The second user explains that Crystal Quartz, the subject of today’s post, is recognized by the six-sided crystals it forms, which create sharp points on the mineral’s surface. If you’ve looked for the six-sided crystals, but still aren’t sure, scrape the surface of the mineral against glass. If the glass gets scratched, it’s definitely Crystal Quartz, since crystal quartz possesses a score of seven on the mineral hardness scale. Other clear, crystalline minerals, as the second user explains, are considerably softer and will not scratch glass.

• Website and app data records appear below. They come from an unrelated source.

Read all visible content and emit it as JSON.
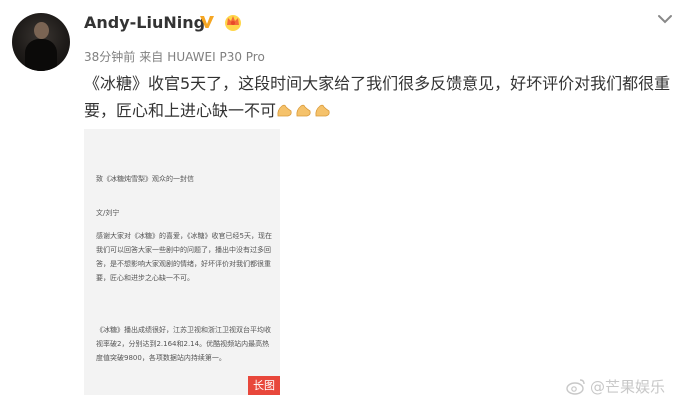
{
  "user": {
    "name": "Andy-LiuNing",
    "time": "38分钟前",
    "source_prefix": "来自",
    "device": "HUAWEI P30 Pro"
  },
  "post": {
    "text": "《冰糖》收官5天了，这段时间大家给了我们很多反馈意见，好坏评价对我们都很重要，匠心和上进心缺一不可"
  },
  "letter": {
    "title": "致《冰糖炖雪梨》观众的一封信",
    "author": "文/刘宁",
    "paragraph1": "感谢大家对《冰糖》的喜爱，《冰糖》收官已经5天，现在我们可以回答大家一些剧中的问题了，播出中没有过多回答，是不想影响大家观剧的情绪，好坏评价对我们都很重要，匠心和进步之心缺一不可。",
    "paragraph2": "《冰糖》播出成绩很好，江苏卫视和浙江卫视双台平均收视率破2，分别达到2.164和2.14。优酷视频站内最高热度值突破9800，各项数据站内持续第一。",
    "long_image_label": "长图"
  },
  "watermark": "@芒果娱乐",
  "icons": {
    "verified": "verified-v-icon",
    "crown": "crown-member-icon",
    "more": "chevron-down-icon",
    "emoji": "folded-hands-emoji-icon",
    "weibo": "weibo-logo-icon"
  },
  "colors": {
    "name": "#333333",
    "meta": "#808080",
    "badge": "#f5a623",
    "long_image_tag": "#e8473b",
    "watermark": "#c8c8c8"
  }
}
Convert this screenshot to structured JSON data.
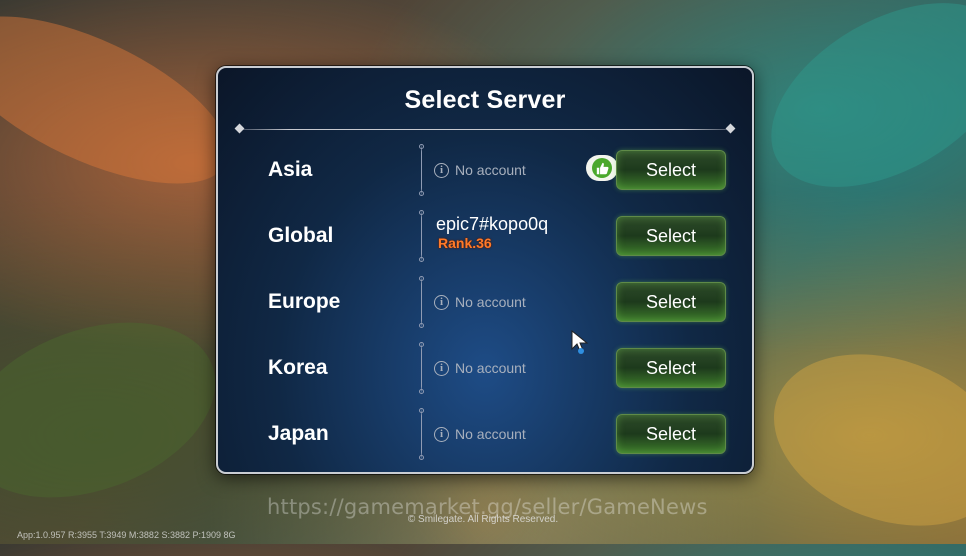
{
  "title": "Select Server",
  "select_label": "Select",
  "servers": [
    {
      "region": "Asia",
      "account": "No account",
      "recommended": true
    },
    {
      "region": "Global",
      "account": "epic7#kopo0q",
      "rank": "Rank.36"
    },
    {
      "region": "Europe",
      "account": "No account"
    },
    {
      "region": "Korea",
      "account": "No account"
    },
    {
      "region": "Japan",
      "account": "No account"
    }
  ],
  "watermark": "https://gamemarket.gg/seller/GameNews",
  "copyright": "© Smilegate. All Rights Reserved.",
  "version": "App:1.0.957 R:3955 T:3949 M:3882 S:3882 P:1909 8G",
  "colors": {
    "panel": "#102845",
    "button": "#2e4b2a",
    "rank": "#ff7a2a",
    "recommend_badge": "#4ba82c"
  },
  "icons": {
    "info": "info-icon",
    "recommend": "thumbs-up-icon",
    "cursor": "mouse-cursor-icon"
  }
}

Now that you know how to identify Crystal Quartz, here’s how to tell what it’s worth: evaluate clarity, color, carat, and condition. The four C’s of mineral-appraisal are expanded upon in Rockhounding Arkansas’s article, “What are Quartz Crystals Worth?” The author writes that in terms of clarity, a high degree of transparency is considered valuable. For color, more unique colors will have a higher value. Smoky Quartz, such as Littlefield Home’s Smoky Quartz Clusters, is a rare quartz color caused by radiation and is considered more valuable than clear quartz specimens. In terms of carat (size), bigger specimens are more valuable. The last of the four C’s, condition, refers to how perfectly the mineral formed and how it was handled during mining/sourcing. If the quartz lacks internal flaws, external breakage, and overall luster, its value decreases. Quartz specimens loose additional value if they’re attached to a matrix, which adds unnecessary weight to the specimen and clouds its transparency.
Other factors which come into play when determining specimen value include aesthetics, scarcity, and collector’s value. Collector’s value is the most subjective factor of them all, since it varies by individual collector and refers to the work which put into obtaining the specimen. While some collectors might be more attached to a mineral they mined themselves, others might be more attached to a mineral they found and bought online or in-person. With Littlefield Home you can discover your own mineral specimens without having to be a mine or even a mineral expert. Determine your own collector’s value when you purchase a Littlefield Home luxury Crystal Quartz specimen!
(Crystal points in first photograph currently for sale at ADAC Suite 311!)